→ **What the task requires**
Search the entries for lines that contain the word "client", and report each one found.

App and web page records
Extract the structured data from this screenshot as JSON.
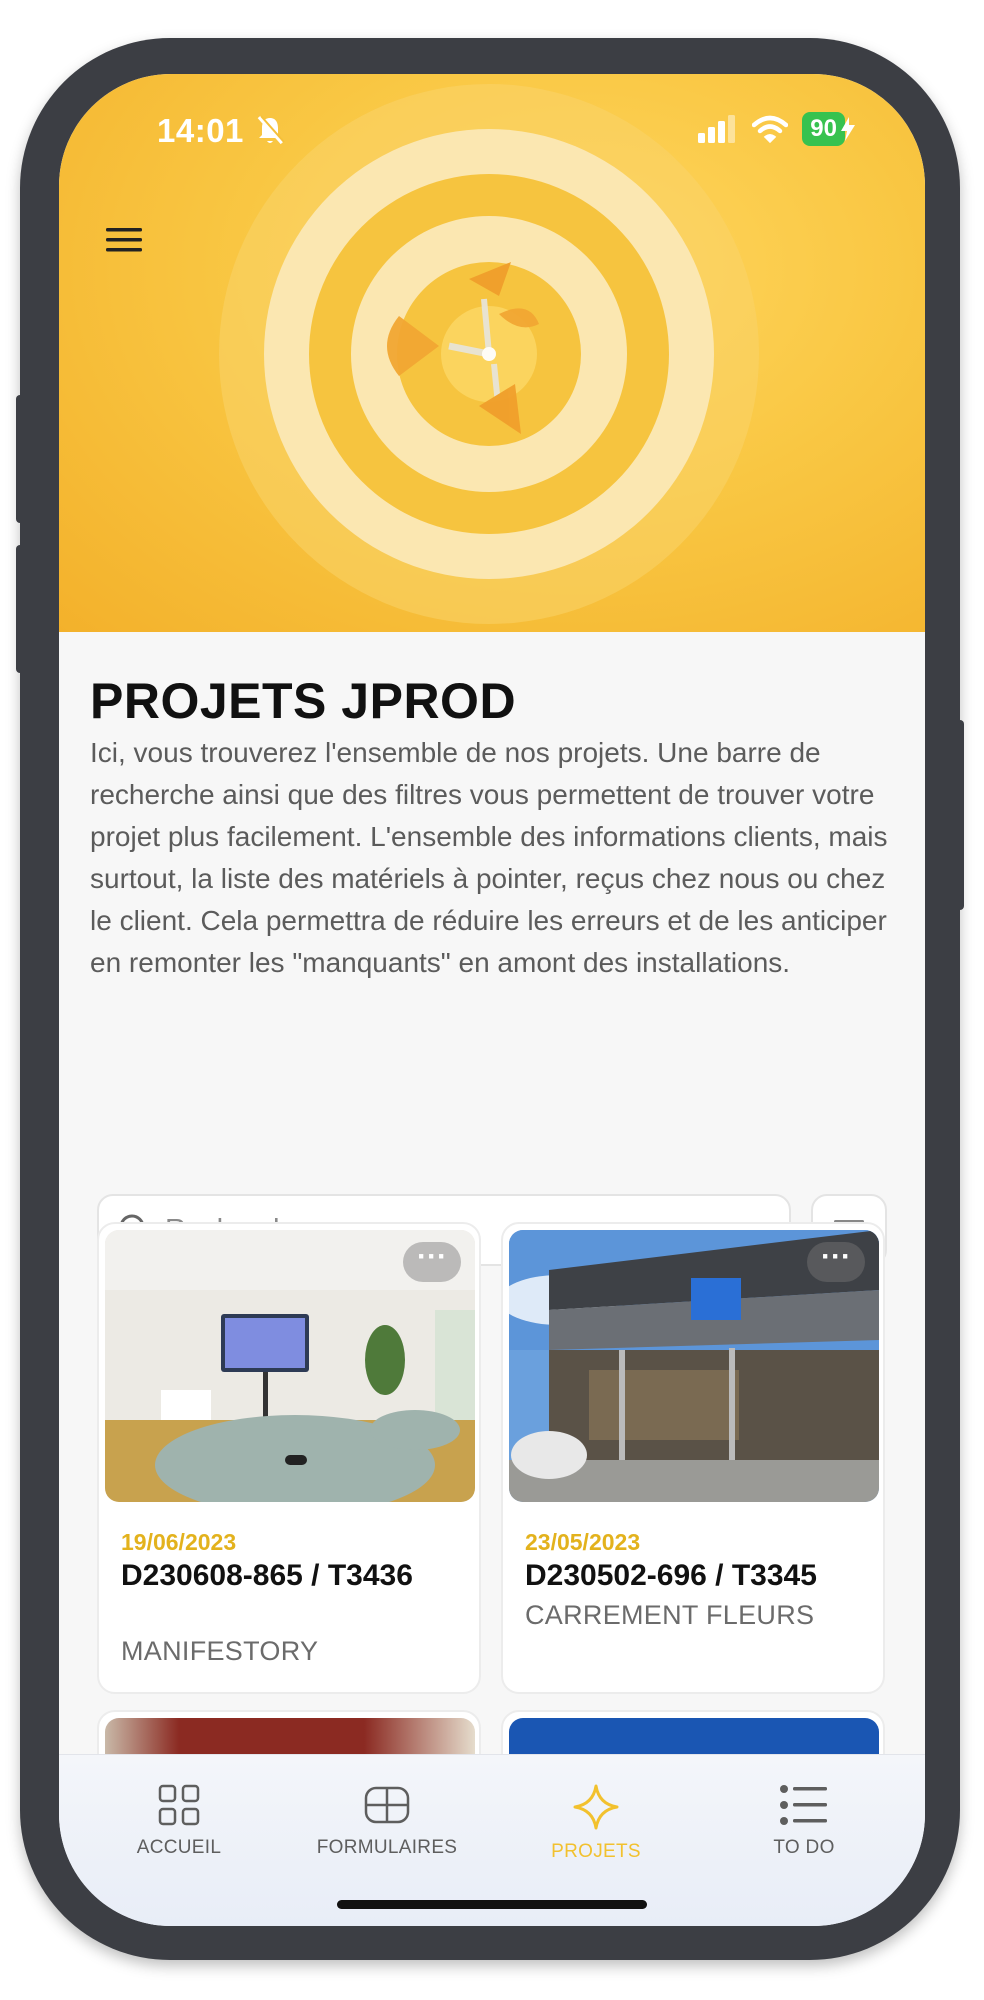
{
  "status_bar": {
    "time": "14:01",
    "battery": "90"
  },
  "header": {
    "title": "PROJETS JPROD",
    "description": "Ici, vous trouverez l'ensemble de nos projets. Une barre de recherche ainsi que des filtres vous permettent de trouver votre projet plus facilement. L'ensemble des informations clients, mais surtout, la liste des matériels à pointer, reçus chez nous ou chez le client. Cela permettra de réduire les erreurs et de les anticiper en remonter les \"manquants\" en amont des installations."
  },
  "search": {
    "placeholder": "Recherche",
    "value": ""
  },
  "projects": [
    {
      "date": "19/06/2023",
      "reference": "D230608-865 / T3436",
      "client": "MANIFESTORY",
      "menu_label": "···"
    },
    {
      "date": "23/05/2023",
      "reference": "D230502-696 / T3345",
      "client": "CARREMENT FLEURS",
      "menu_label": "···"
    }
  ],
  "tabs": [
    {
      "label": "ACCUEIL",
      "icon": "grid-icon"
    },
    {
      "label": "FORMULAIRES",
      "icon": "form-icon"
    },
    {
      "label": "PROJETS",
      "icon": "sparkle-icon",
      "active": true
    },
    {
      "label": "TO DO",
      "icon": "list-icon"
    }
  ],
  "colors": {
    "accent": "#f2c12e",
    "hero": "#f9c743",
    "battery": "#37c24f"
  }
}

→ **Task response**
    "description": "Ici, vous trouverez l'ensemble de nos projets. Une barre de recherche ainsi que des filtres vous permettent de trouver votre projet plus facilement. L'ensemble des informations clients, mais surtout, la liste des matériels à pointer, reçus chez nous ou chez le client. Cela permettra de réduire les erreurs et de les anticiper en remonter les \"manquants\" en amont des installations."
      "client": "MANIFESTORY",
      "client": "CARREMENT FLEURS",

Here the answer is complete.